Melissa said...

Wow. I have struggled off and on with depression for the past several years...more since Keali was born. Post-partum hit me hard. I think this is a great idea. Unlike you, I didn't feel the pressure to be the perfect everything--I just didn't do anything unless I absolutely had to. My house was always at least slightly messy, my kids dressed in whatever I could find. Heath did so much around the house and with the kids that I literally dreaded when he would leave the house and counted the minutes until he came home. I was terrified of not being able to take care of the kids by myself.
I am slowly working my way out of it, but I love the idea of this blog. I look forward to visiting it often!

Nik said...

Cheryl, thanks for being so candid. Women feel the pressures of perfectionism from so many different angles. It is a beautiful thing that you are sharing your heart with us.

Linsey said...

Cheryl, I think this is great! It is very important for women who struggle with this to have a support group. Depression is something that I have carried with me every day of my life for as long as I can remember. I think that being critical of myself is my #1 talent. Even right now I am thinking that people are going to think I am dumb for leaving this comment.
Thank you for doing this.

TheMerkelFamily said...

You are so amazing for making a blog like this. I too have suffered from depression. I had late onset Postpartum depression with Isaiah and it hasn't gone away since. However, I do find comfort in knowing other people who have had it and I think that a big part of recovering from those bad days is to turn to our heavenly father and prayer, prayer, prayer. As a nurse I know how serious depression is and I commend you for letting the world in on what depression is and all your helpful hints. You are amazing and I look forward to coming back to the blog often.

Kristen Pratt-Canales said...

Hey Cher-bear,
Remember me, your old roommate Captain Pratty. This is a great blog and definitely an important topic. Do you remember Joseph from the Elms ward? His last name escapes me right now but I remember once he said he didn't understand why anyone in the church would be depressed. I didn't understand how he couldn't understand! I have a single friend who recently almost left the church simply because she felt she couldn't be happy, single and mormon at the same time.
I'm glad you're reaching out and I have great faith that you'll find a way to keep the perspective you need.
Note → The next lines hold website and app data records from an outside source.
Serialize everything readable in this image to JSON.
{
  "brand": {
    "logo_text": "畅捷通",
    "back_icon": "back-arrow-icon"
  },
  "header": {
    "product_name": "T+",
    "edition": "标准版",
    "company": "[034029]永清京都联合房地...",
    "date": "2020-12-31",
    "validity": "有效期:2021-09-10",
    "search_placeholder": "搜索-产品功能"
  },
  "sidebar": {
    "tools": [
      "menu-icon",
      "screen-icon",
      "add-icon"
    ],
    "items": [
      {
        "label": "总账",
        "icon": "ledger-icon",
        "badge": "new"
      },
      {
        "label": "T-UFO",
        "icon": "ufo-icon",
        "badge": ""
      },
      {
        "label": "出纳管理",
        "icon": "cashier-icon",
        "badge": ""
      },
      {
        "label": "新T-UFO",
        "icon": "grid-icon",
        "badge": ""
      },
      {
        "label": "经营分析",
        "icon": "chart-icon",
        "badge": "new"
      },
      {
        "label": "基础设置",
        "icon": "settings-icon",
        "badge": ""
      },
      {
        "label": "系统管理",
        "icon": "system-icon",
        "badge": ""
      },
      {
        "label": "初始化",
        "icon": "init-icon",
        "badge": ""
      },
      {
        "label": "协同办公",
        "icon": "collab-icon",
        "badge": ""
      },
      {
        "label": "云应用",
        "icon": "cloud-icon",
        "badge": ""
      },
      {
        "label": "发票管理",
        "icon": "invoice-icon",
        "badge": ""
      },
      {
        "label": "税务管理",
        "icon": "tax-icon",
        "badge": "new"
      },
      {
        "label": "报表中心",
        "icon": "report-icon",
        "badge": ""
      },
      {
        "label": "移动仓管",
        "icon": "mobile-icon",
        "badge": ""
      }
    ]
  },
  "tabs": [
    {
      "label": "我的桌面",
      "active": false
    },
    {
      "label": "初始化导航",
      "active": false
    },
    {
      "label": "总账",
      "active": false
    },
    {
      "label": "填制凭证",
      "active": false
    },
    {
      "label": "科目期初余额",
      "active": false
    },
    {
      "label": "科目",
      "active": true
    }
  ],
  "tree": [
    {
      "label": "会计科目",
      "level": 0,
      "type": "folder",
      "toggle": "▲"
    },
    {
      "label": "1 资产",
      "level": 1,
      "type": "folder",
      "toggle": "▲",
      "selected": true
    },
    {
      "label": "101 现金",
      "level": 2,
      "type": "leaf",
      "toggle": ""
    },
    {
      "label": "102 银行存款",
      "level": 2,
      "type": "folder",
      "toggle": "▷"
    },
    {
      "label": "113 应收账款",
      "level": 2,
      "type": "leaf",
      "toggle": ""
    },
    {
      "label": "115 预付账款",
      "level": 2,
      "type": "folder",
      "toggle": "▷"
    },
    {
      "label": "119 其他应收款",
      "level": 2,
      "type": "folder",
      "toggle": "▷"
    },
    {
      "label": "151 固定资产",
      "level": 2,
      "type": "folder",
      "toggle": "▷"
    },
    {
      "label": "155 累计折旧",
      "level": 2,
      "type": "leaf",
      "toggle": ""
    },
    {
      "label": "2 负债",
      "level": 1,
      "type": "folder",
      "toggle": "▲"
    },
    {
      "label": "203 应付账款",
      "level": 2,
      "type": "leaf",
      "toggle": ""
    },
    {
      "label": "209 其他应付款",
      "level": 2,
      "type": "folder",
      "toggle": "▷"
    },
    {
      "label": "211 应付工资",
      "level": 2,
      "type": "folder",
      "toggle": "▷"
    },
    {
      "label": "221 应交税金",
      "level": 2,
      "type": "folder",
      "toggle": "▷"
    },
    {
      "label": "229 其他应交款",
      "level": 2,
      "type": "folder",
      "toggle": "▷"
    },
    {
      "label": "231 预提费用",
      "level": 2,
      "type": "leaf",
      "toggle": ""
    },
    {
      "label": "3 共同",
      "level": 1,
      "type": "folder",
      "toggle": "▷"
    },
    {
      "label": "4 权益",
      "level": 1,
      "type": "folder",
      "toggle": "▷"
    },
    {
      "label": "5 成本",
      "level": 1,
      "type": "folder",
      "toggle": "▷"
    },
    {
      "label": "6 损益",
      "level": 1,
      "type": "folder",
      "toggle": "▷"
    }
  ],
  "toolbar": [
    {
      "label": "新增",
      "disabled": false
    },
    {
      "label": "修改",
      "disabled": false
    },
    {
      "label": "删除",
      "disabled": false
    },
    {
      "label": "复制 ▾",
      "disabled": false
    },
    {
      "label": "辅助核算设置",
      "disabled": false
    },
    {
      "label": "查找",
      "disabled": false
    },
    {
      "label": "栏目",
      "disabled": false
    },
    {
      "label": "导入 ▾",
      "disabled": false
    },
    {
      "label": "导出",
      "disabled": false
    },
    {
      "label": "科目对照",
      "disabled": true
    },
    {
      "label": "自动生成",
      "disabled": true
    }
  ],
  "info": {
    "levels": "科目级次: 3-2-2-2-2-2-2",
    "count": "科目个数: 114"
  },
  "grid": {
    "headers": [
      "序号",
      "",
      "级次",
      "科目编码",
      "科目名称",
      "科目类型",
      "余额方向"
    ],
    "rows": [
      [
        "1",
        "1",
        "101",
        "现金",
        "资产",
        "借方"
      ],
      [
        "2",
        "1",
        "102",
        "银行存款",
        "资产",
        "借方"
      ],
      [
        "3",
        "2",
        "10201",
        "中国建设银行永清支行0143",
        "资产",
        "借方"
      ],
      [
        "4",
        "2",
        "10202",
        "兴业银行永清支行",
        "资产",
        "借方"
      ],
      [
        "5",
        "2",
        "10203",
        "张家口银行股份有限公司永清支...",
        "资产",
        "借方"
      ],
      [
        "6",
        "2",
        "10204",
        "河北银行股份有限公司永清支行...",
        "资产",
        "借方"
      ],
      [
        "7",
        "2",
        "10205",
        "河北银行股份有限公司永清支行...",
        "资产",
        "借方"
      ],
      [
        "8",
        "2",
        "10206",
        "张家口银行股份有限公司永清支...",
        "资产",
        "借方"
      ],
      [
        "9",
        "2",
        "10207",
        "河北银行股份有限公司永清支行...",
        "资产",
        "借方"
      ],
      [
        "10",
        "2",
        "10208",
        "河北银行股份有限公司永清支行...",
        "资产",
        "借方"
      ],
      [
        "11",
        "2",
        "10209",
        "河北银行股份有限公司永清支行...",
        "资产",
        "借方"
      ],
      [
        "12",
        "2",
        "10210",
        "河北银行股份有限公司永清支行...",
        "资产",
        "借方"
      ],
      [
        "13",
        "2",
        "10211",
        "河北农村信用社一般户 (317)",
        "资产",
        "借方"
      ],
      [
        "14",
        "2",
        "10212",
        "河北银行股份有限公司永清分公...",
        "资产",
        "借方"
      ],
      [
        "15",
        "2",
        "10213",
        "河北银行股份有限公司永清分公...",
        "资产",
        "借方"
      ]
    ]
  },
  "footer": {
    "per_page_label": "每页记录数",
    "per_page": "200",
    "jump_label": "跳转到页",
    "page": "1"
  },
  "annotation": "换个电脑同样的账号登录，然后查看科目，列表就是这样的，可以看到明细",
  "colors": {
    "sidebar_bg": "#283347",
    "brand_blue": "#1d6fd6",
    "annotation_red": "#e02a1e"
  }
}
cinder said...

I am also so proud of you for sharing your thoughts and feelings about this hard and misunderstood topic. I am still learning about it. I have heard that more LDS women have depression than others and I can see why. We put so much pressure on ourselves to be perfect. The perfect wife, the perfect mother, the perfect LDS woman. We should strive for perfection but like Pres. Hinkley said, "just do a little better." You do so many great things. Think about the good you are doing!

Jennifer said...

I think this is a wonderful idea and I look forward to reading it! I hope from time to time I'll also have something insightful to say...we'll see.

Kristen and Shawn said...

It is nice to have support from other women. I look forward to participating in the discussions and getting feedback from others.

april said...

I am not a mother, nor am I married, but still, as a student and a woman I hear you, Cheryl. I was diagnosed with depression and anxiety in high school, and it has been a huge struggle for me to overcome for the last 10 years. I've finally admitted to myself that isn't necessarily something I can "overcome," but it is something that I don't have to "suffer from." I think it is great that you have started this blog, not only because we all have so many preconceived notions about what women think and who we are, but because we can come together and see similarities in our experience, no matter how different. So, hurray, and hello again!

Aubrey, Josh, and Caden said...

You are so right, I think all moms (myself included) put way too much pressure on ourselves and forget to count our blessings...It's a great idea to have a forum for an outlet. Maybe I'll come on here and lay off the shoe collection for a while! (c;